Sunday, August 23, 2015

some bad advice

Today's readings: Job 8:1-11:20, 1 Cor 15:1-28, Psalm 38:1-22, Prov 21:28-29

Well, the last two days I've been saying that Job's friends were going to drop the ball. And today, they drop it.

Bildad the Shuhite (besides having a great name for making jokes) gives some of the worst advice possible in today's readings. He tells Job that Job's children died because God killed them because they were sinful.

It's hard to know where to start. First, telling someone who is grieving that God killed their lost loved one is a bad idea. Second, telling them that it was because they were sinful is an even worse idea. Even if it were true (and the text gives us no reason to think it was, and Bildad wasn't even there to know if it was), telling someone who is grieving that their children were killed by God for being sinful can only have bad results. It might turn the person against God. It might turn the person against the one giving the advice. It might make the person who is grieving fearful that God might strike them dead for doing something wrong. What it DOESN'T do is comfort them, give them anything useful to think about, or help them heal.

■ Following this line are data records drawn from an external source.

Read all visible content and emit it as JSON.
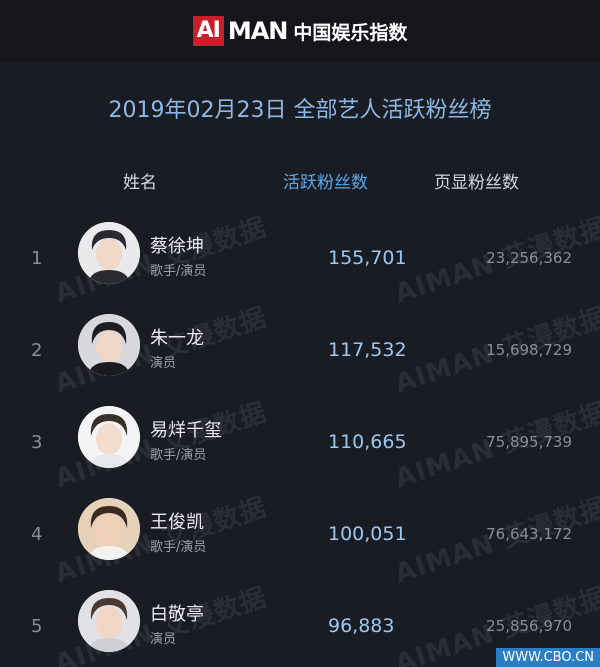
{
  "header": {
    "logo_ai": "AI",
    "logo_man": "MAN",
    "logo_cn": "中国娱乐指数"
  },
  "title": "2019年02月23日 全部艺人活跃粉丝榜",
  "columns": {
    "name": "姓名",
    "active": "活跃粉丝数",
    "page": "页显粉丝数"
  },
  "rows": [
    {
      "rank": "1",
      "name": "蔡徐坤",
      "role": "歌手/演员",
      "active": "155,701",
      "page": "23,256,362"
    },
    {
      "rank": "2",
      "name": "朱一龙",
      "role": "演员",
      "active": "117,532",
      "page": "15,698,729"
    },
    {
      "rank": "3",
      "name": "易烊千玺",
      "role": "歌手/演员",
      "active": "110,665",
      "page": "75,895,739"
    },
    {
      "rank": "4",
      "name": "王俊凯",
      "role": "歌手/演员",
      "active": "100,051",
      "page": "76,643,172"
    },
    {
      "rank": "5",
      "name": "白敬亭",
      "role": "演员",
      "active": "96,883",
      "page": "25,856,970"
    }
  ],
  "watermark": "AIMAN 艾漫数据",
  "footer": "WWW.CBO.CN",
  "colors": {
    "background": "#1a1c24",
    "title": "#8cb8e6",
    "active_header": "#5aa8ec",
    "logo_red": "#c8202a"
  }
}
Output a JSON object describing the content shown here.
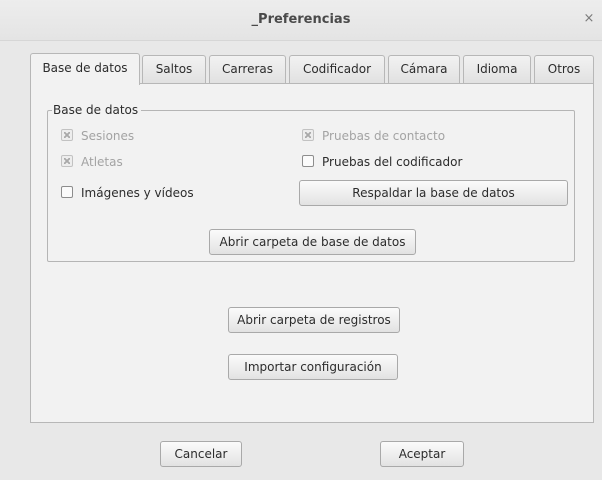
{
  "window": {
    "title": "_Preferencias",
    "close_glyph": "×"
  },
  "tabs": [
    {
      "label": "Base de datos",
      "active": true
    },
    {
      "label": "Saltos",
      "active": false
    },
    {
      "label": "Carreras",
      "active": false
    },
    {
      "label": "Codificador",
      "active": false
    },
    {
      "label": "Cámara",
      "active": false
    },
    {
      "label": "Idioma",
      "active": false
    },
    {
      "label": "Otros",
      "active": false
    }
  ],
  "database_frame": {
    "label": "Base de datos",
    "checks": {
      "sessions": {
        "label": "Sesiones",
        "checked": true,
        "enabled": false
      },
      "athletes": {
        "label": "Atletas",
        "checked": true,
        "enabled": false
      },
      "images_videos": {
        "label": "Imágenes y vídeos",
        "checked": false,
        "enabled": true
      },
      "contact_tests": {
        "label": "Pruebas de contacto",
        "checked": true,
        "enabled": false
      },
      "encoder_tests": {
        "label": "Pruebas del codificador",
        "checked": false,
        "enabled": true
      }
    },
    "backup_button": "Respaldar la base de datos",
    "open_db_folder_button": "Abrir carpeta de base de datos"
  },
  "panel_buttons": {
    "open_logs": "Abrir carpeta de registros",
    "import_config": "Importar configuración"
  },
  "dialog_buttons": {
    "cancel": "Cancelar",
    "accept": "Aceptar"
  }
}
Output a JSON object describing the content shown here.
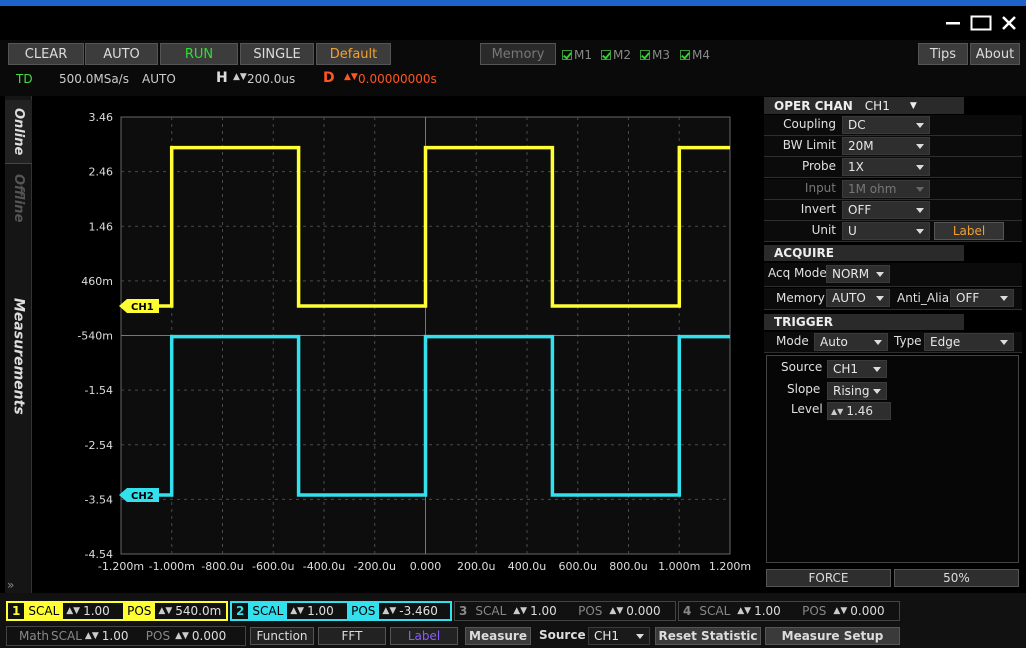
{
  "window": {
    "minimize_icon": "minimize-icon",
    "maximize_icon": "maximize-icon",
    "close_icon": "close-icon"
  },
  "toolbar": {
    "clear": "CLEAR",
    "auto": "AUTO",
    "run": "RUN",
    "single": "SINGLE",
    "default": "Default",
    "memory": "Memory",
    "m1": "M1",
    "m2": "M2",
    "m3": "M3",
    "m4": "M4",
    "tips": "Tips",
    "about": "About",
    "td": "TD",
    "sample_rate": "500.0MSa/s",
    "trig_mode": "AUTO",
    "h_label": "H",
    "h_value": "200.0us",
    "d_label": "D",
    "d_value": "0.00000000s",
    "colors": {
      "run": "#33dd33",
      "default": "#f0a030",
      "delay": "#ff5522"
    }
  },
  "sidebar": {
    "online": "Online",
    "offline": "Offline",
    "measurements": "Measurements"
  },
  "chart_data": {
    "type": "line",
    "xlabel": "",
    "ylabel": "",
    "x_ticks": [
      "-1.200m",
      "-1.000m",
      "-800.0u",
      "-600.0u",
      "-400.0u",
      "-200.0u",
      "0.000",
      "200.0u",
      "400.0u",
      "600.0u",
      "800.0u",
      "1.000m",
      "1.200m"
    ],
    "y_ticks": [
      "3.46",
      "2.46",
      "1.46",
      "460m",
      "-540m",
      "-1.54",
      "-2.54",
      "-3.54",
      "-4.54"
    ],
    "xlim": [
      -0.0012,
      0.0012
    ],
    "ylim": [
      -4.54,
      3.46
    ],
    "grid": true,
    "series": [
      {
        "name": "CH1",
        "color": "#ffff33",
        "x": [
          -0.0012,
          -0.001,
          -0.001,
          -0.0005,
          -0.0005,
          0.0,
          0.0,
          0.0005,
          0.0005,
          0.001,
          0.001,
          0.0012
        ],
        "y": [
          0.0,
          0.0,
          2.9,
          2.9,
          0.0,
          0.0,
          2.9,
          2.9,
          0.0,
          0.0,
          2.9,
          2.9
        ]
      },
      {
        "name": "CH2",
        "color": "#33e0ee",
        "x": [
          -0.0012,
          -0.001,
          -0.001,
          -0.0005,
          -0.0005,
          0.0,
          0.0,
          0.0005,
          0.0005,
          0.001,
          0.001,
          0.0012
        ],
        "y": [
          -3.46,
          -3.46,
          -0.56,
          -0.56,
          -3.46,
          -3.46,
          -0.56,
          -0.56,
          -3.46,
          -3.46,
          -0.56,
          -0.56
        ]
      }
    ]
  },
  "panel": {
    "oper_chan_label": "OPER CHAN",
    "oper_chan_value": "CH1",
    "coupling_label": "Coupling",
    "coupling_value": "DC",
    "bwlimit_label": "BW Limit",
    "bwlimit_value": "20M",
    "probe_label": "Probe",
    "probe_value": "1X",
    "input_label": "Input",
    "input_value": "1M ohm",
    "invert_label": "Invert",
    "invert_value": "OFF",
    "unit_label": "Unit",
    "unit_value": "U",
    "label_button": "Label",
    "acquire_header": "ACQUIRE",
    "acqmode_label": "Acq Mode",
    "acqmode_value": "NORM",
    "memory_label": "Memory",
    "memory_value": "AUTO",
    "antialia_label": "Anti_Alia",
    "antialia_value": "OFF",
    "trigger_header": "TRIGGER",
    "mode_label": "Mode",
    "mode_value": "Auto",
    "type_label": "Type",
    "type_value": "Edge",
    "source_label": "Source",
    "source_value": "CH1",
    "slope_label": "Slope",
    "slope_value": "Rising",
    "level_label": "Level",
    "level_value": "1.46",
    "force_button": "FORCE",
    "fifty_button": "50%"
  },
  "bottom": {
    "ch1": {
      "num": "1",
      "scal": "SCAL",
      "scal_value": "1.00",
      "pos": "POS",
      "pos_value": "540.0m",
      "color": "#ffff33"
    },
    "ch2": {
      "num": "2",
      "scal": "SCAL",
      "scal_value": "1.00",
      "pos": "POS",
      "pos_value": "-3.460",
      "color": "#33e0ee"
    },
    "ch3": {
      "num": "3",
      "scal": "SCAL",
      "scal_value": "1.00",
      "pos": "POS",
      "pos_value": "0.000"
    },
    "ch4": {
      "num": "4",
      "scal": "SCAL",
      "scal_value": "1.00",
      "pos": "POS",
      "pos_value": "0.000"
    },
    "math": "Math",
    "math_scal": "SCAL",
    "math_scal_value": "1.00",
    "math_pos": "POS",
    "math_pos_value": "0.000",
    "function": "Function",
    "fft": "FFT",
    "label": "Label",
    "measure": "Measure",
    "source": "Source",
    "source_value": "CH1",
    "reset_statistic": "Reset  Statistic",
    "measure_setup": "Measure Setup"
  }
}
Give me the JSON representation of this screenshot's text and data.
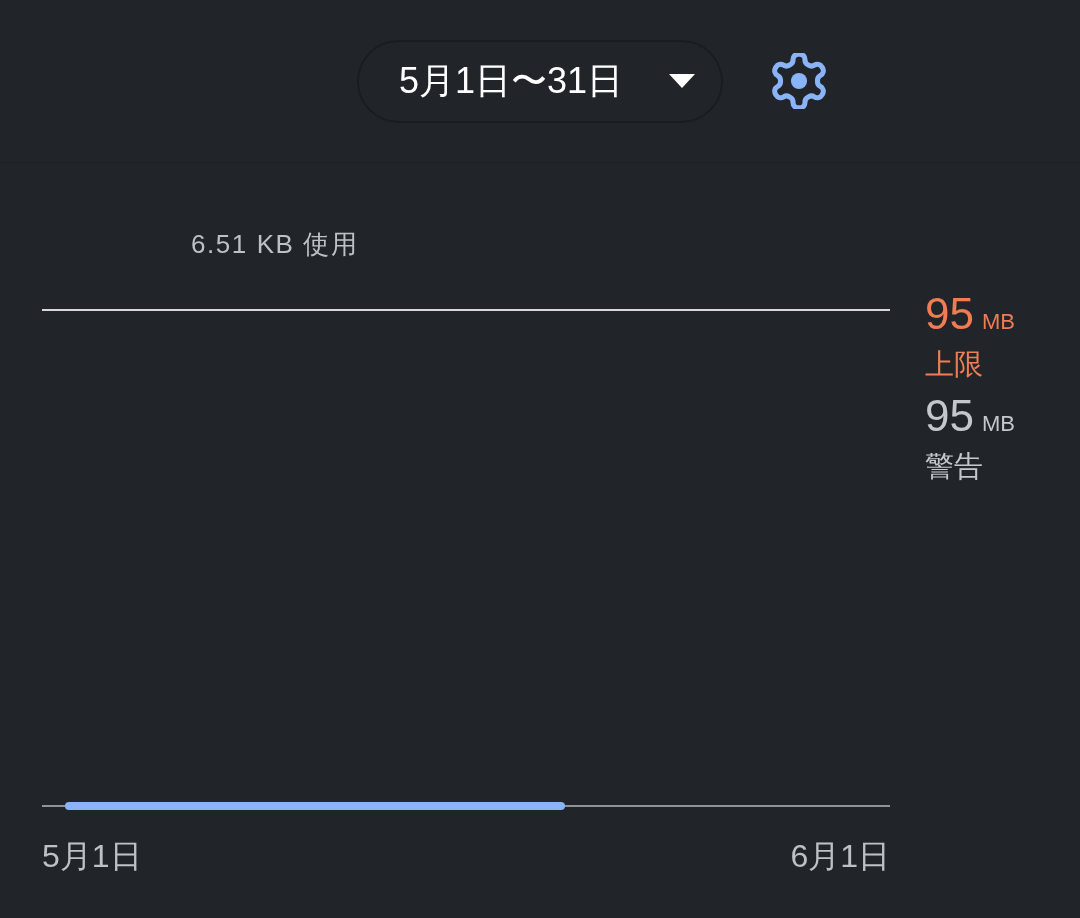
{
  "date_range": {
    "label": "5月1日〜31日"
  },
  "usage": {
    "text": "6.51 KB 使用"
  },
  "thresholds": [
    {
      "kind": "limit",
      "value": "95",
      "unit": "MB",
      "label": "上限"
    },
    {
      "kind": "warning",
      "value": "95",
      "unit": "MB",
      "label": "警告"
    }
  ],
  "axis": {
    "start": "5月1日",
    "end": "6月1日"
  }
}
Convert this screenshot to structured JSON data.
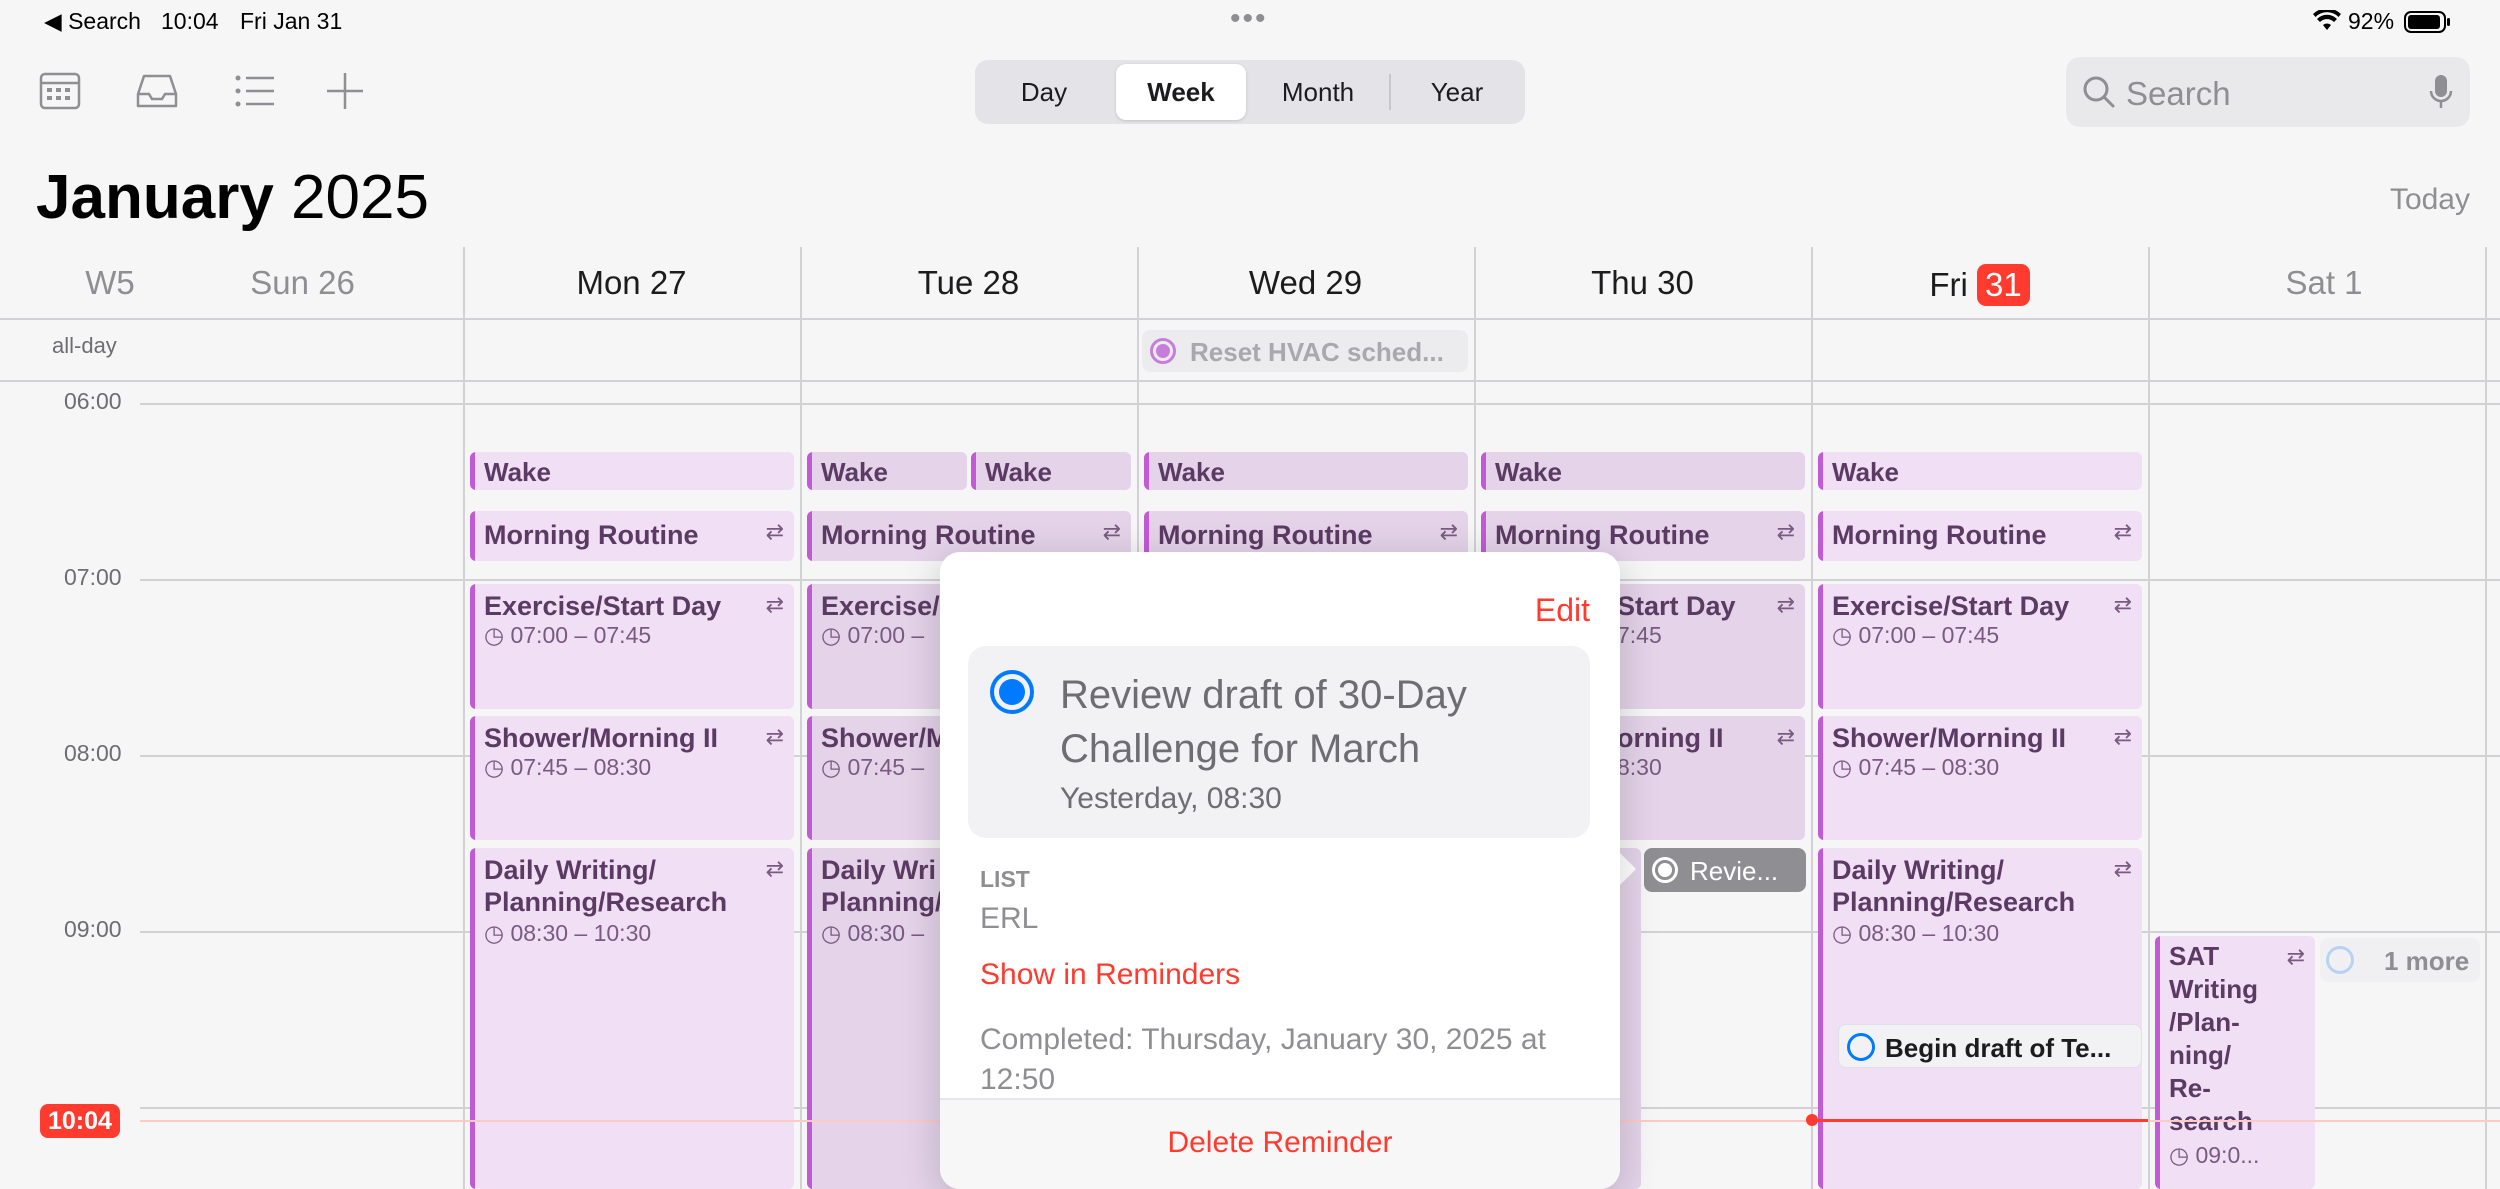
{
  "status_bar": {
    "back_label": "◀ Search",
    "time": "10:04",
    "date": "Fri Jan 31",
    "battery": "92%"
  },
  "toolbar": {
    "segments": [
      "Day",
      "Week",
      "Month",
      "Year"
    ],
    "active_segment": "Week",
    "search_placeholder": "Search"
  },
  "header": {
    "month": "January",
    "year": "2025",
    "today_label": "Today"
  },
  "week": {
    "week_label": "W5",
    "days": [
      "Sun 26",
      "Mon 27",
      "Tue 28",
      "Wed 29",
      "Thu 30",
      "Fri",
      "Sat 1"
    ],
    "today_day_number": "31",
    "all_day_label": "all-day",
    "times": [
      "06:00",
      "07:00",
      "08:00",
      "09:00"
    ],
    "current_time": "10:04"
  },
  "all_day_events": {
    "wed_reminder": "Reset HVAC sched..."
  },
  "events": {
    "wake": "Wake",
    "morning_routine": "Morning Routine",
    "exercise": "Exercise/Start Day",
    "exercise_time": "07:00 – 07:45",
    "exercise_partial": "Exercise/",
    "exercise_time_partial": "07:00 –",
    "exercise_thu_partial": "Start Day",
    "exercise_thu_time_partial": "7:45",
    "shower": "Shower/Morning II",
    "shower_time": "07:45 – 08:30",
    "shower_partial": "Shower/M",
    "shower_time_partial": "07:45 –",
    "shower_thu_partial": "orning II",
    "shower_thu_time_partial": "8:30",
    "writing_line1": "Daily Writing/",
    "writing_line2": "Planning/Research",
    "writing_time": "08:30 – 10:30",
    "writing_partial_line1": "Daily Wri",
    "writing_partial_line2": "Planning/",
    "writing_time_partial": "08:30 –",
    "thu_reminder": "Revie...",
    "fri_reminder": "Begin draft of Te...",
    "sat_event_lines": [
      "SAT",
      "Writing",
      "/Plan-",
      "ning/",
      "Re-",
      "search"
    ],
    "sat_event_time": "09:0...",
    "more_label": "1 more",
    "repeat_glyph": "⇄",
    "clock_glyph": "◷"
  },
  "popover": {
    "edit_label": "Edit",
    "reminder_title_line1": "Review draft of 30-Day",
    "reminder_title_line2": "Challenge for March",
    "reminder_due": "Yesterday, 08:30",
    "list_heading": "LIST",
    "list_name": "ERL",
    "show_link": "Show in Reminders",
    "completed_line1": "Completed: Thursday, January 30, 2025 at",
    "completed_line2": "12:50",
    "delete_label": "Delete Reminder"
  },
  "colors": {
    "accent_red": "#ff3b30",
    "event_fill": "#f0dff5",
    "event_bar": "#c25ad6",
    "reminder_blue": "#007aff"
  }
}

Bad Bildad!

The lesson from today's reading, besides "don't be like Bildad", is to remember that speaking the truth is not enough in most situations. Let's pretend that what Bildad said was true, and Job's children DID live lives of debauchery and so God killed them. (It's hard to even imagine it, but let's pretend.) Even if it were true... telling someone the truth is not enough.

And that is useful in today's world, especially in our hyperconnected world online. Every day we can be involved in the lives of dozens, even hundreds of other people. And if we go around telling people what's true, without realizing what goes WITH the truth, then we are just going around hurting people.

The truth can be very painful. It can be hard to hear. It can even destroy you. That's why it's so important to speak the truth in LOVE. And there are times when it's best to keep the truth to ourselves. Does my friend's haircut make them look terrible? Maybe. Do I need to TELL them that? Probably not. I can focus on things that don't make them feel terrible. I can love them by keeping my thoughts about their haircut to myself.

Haircut is just one, small example. But there are so many others. If you see that your friend needs help, or advice, or even a wake up call... hitting them over the head with it in blunt, uncaring words will only drive them away from you and make them even less likely to listen and change.

The truth can be devastating, if not spoken in love.

God, remind me to speak Your truth in love.

1 comment:

julie reedy said...

Amen, you nailed it again Jeff. You should be a writer,, oh yeah you are. And a great one too!